I’m on the train returning from Qualitative Health Research 2012 (#QHR2012). I’m feeling inspired watching the beautiful Fall colours of rural Quebec pass by my window. Perfect time to write.
Many moons ago I started a series of blog posts on a concept I termed Academic PR. My first post in this series was me waxing poetic about my observation that academic programs don’t teach students how to network, disseminate research, and discover funding opportunities, especially using the web and new media. My second post in this series was about the academic social networking website academia.edu (a site that I think has been largely subsumed by LinkedIn, but I’ll write about that another day).

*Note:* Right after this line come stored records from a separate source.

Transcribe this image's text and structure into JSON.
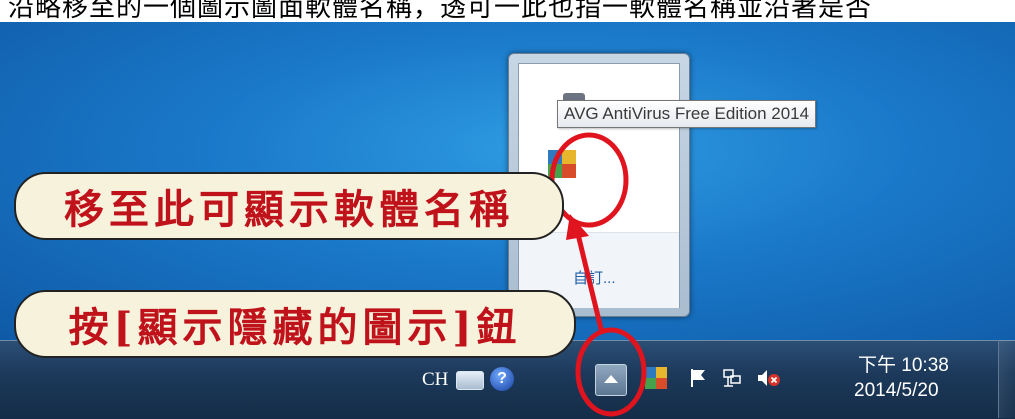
{
  "header_fragment": "沿略移至的一個圖示圖面軟體名稱，透可一此也指一軟體名稱並沿著是否",
  "popup": {
    "customize_label": "自訂..."
  },
  "tooltip": {
    "text": "AVG AntiVirus Free Edition 2014"
  },
  "annotations": {
    "callout_hover": "移至此可顯示軟體名稱",
    "callout_button": "按[顯示隱藏的圖示]鈕",
    "highlight_color": "#e0141e",
    "text_color": "#c0121b"
  },
  "taskbar": {
    "language": "CH",
    "help_glyph": "?",
    "icons": [
      "keyboard-icon",
      "help-icon",
      "show-hidden-icons-icon",
      "avg-icon",
      "action-center-flag-icon",
      "network-icon",
      "volume-muted-icon"
    ],
    "clock": {
      "time": "下午 10:38",
      "date": "2014/5/20"
    }
  }
}
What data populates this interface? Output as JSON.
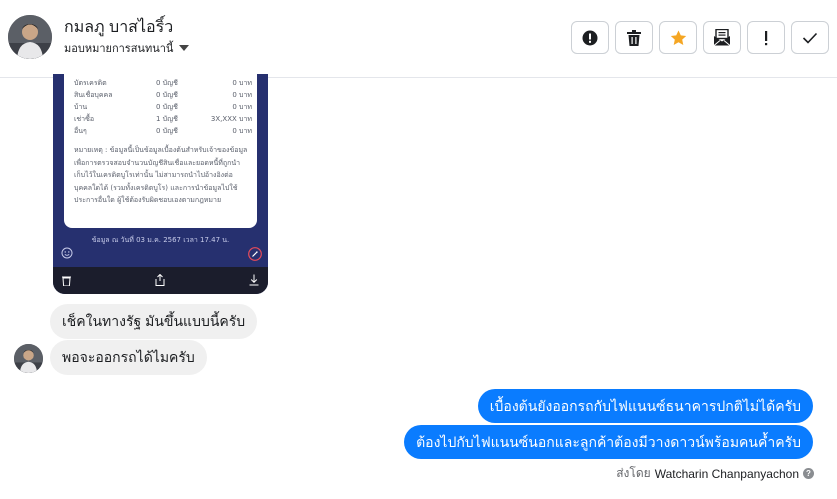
{
  "header": {
    "contact_name": "กมลภู บาสไอริ์ว",
    "assign_label": "มอบหมายการสนทนานี้",
    "actions": [
      {
        "name": "report-spam-button",
        "icon": "alert-circle-icon"
      },
      {
        "name": "delete-button",
        "icon": "trash-icon"
      },
      {
        "name": "star-button",
        "icon": "star-icon"
      },
      {
        "name": "mark-unread-button",
        "icon": "envelope-icon"
      },
      {
        "name": "follow-up-button",
        "icon": "exclamation-icon"
      },
      {
        "name": "mark-done-button",
        "icon": "check-icon"
      }
    ],
    "colors": {
      "star": "#f5a623",
      "icon": "#1c1e21"
    }
  },
  "attachment": {
    "rows": [
      {
        "label": "บัตรเครดิต",
        "count": "0 บัญชี",
        "amount": "0 บาท"
      },
      {
        "label": "สินเชื่อบุคคล",
        "count": "0 บัญชี",
        "amount": "0 บาท"
      },
      {
        "label": "บ้าน",
        "count": "0 บัญชี",
        "amount": "0 บาท"
      },
      {
        "label": "เช่าซื้อ",
        "count": "1 บัญชี",
        "amount": "3X,XXX บาท"
      },
      {
        "label": "อื่นๆ",
        "count": "0 บัญชี",
        "amount": "0 บาท"
      }
    ],
    "note": "หมายเหตุ : ข้อมูลนี้เป็นข้อมูลเบื้องต้นสำหรับเจ้าของข้อมูล เพื่อการตรวจสอบจำนวนบัญชีสินเชื่อและยอดหนี้ที่ถูกนำเก็บไว้ในเครดิตบูโรเท่านั้น ไม่สามารถนำไปอ้างอิงต่อบุคคลใดได้ (รวมทั้งเครดิตบูโร) และการนำข้อมูลไปใช้ประการอื่นใด ผู้ใช้ต้องรับผิดชอบเองตามกฎหมาย",
    "date_text": "ข้อมูล ณ วันที่ 03 ม.ค. 2567 เวลา 17.47 น."
  },
  "messages": {
    "incoming": [
      "เช็คในทางรัฐ มันขึ้นแบบนี้ครับ",
      "พอจะออกรถได้ไมครับ"
    ],
    "outgoing": [
      "เบื้องต้นยังออกรถกับไฟแนนซ์ธนาคารปกติไม่ได้ครับ",
      "ต้องไปกับไฟแนนซ์นอกและลูกค้าต้องมีวางดาวน์พร้อมคนค้ำครับ"
    ],
    "sent_by_prefix": "ส่งโดย",
    "sender_name": "Watcharin Chanpanyachon"
  },
  "colors": {
    "outgoing_bubble": "#0a7cff",
    "incoming_bubble": "#f0f0f0",
    "phone_bg": "#26306f"
  }
}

This post has taken me months to write. My excuse has to do with my previous conception of what I am calling academic PR, a set of strategies for academic professionals seeking to network, disseminate research, and discover funding opportunities. I was stuck believing that academic PR has to be an individual endeavour. Yet I realized successful professionals in every field need to engage in an ongoing dialogue with others – whether that dialogue is an argument, an agreement, or, more likely, a little of both. Rather than finding ways to output your ideas to the world, successful professionals in many contexts must listen as much, if not more, than they speak. And it’s this dialogic nature of networking that makes Twitter an essential tool for academic PR.
So with those reflections in mind, I give you the five key concepts that researchers ought to know about Twitter.
Five key concepts for academic PR using Twitter:
1. I know many academics who are apprehensive about joining social networking websites. Unlike sites like Facebook and Academia.edu, Twitter content is largely public. You don’t need to create a Twitter account to know what’s happening on Twitter.
2. Twitter is searchable. Twitter stores information in a database each time a user posts content. Keywords and proper names can be used as Twitter search terms any time by any user.
3. Twitter users use hashtags (keywords followed by #) to create communities and streamline searching. For academics, the most apparent use of hashtags is to follow conversations at academic conferences (e.g., this week’s conference hashtag was #QHR2012). Learning about relevant hashtags can be a powerful way for users to plug themselves into relevant community dialogs (e.g., #cdnpse is a hashtag used for academics interested in discussing Canadian post-secondary education.)
4. Twitter data often contains hyperlinks to blogs, news stories, academic articles, or online photos and videos. Further, Twitter users often link one another’s usernames to create connections and conversations between users.
5. Twitter is a venue for enhancing the discoverability of you work or the work of others in a community that is meaningful to you. You can link your work, join meaningful conversations, and meet other users who are interested in the same things you are.
Please feel free to leave feedback, comments or concerns.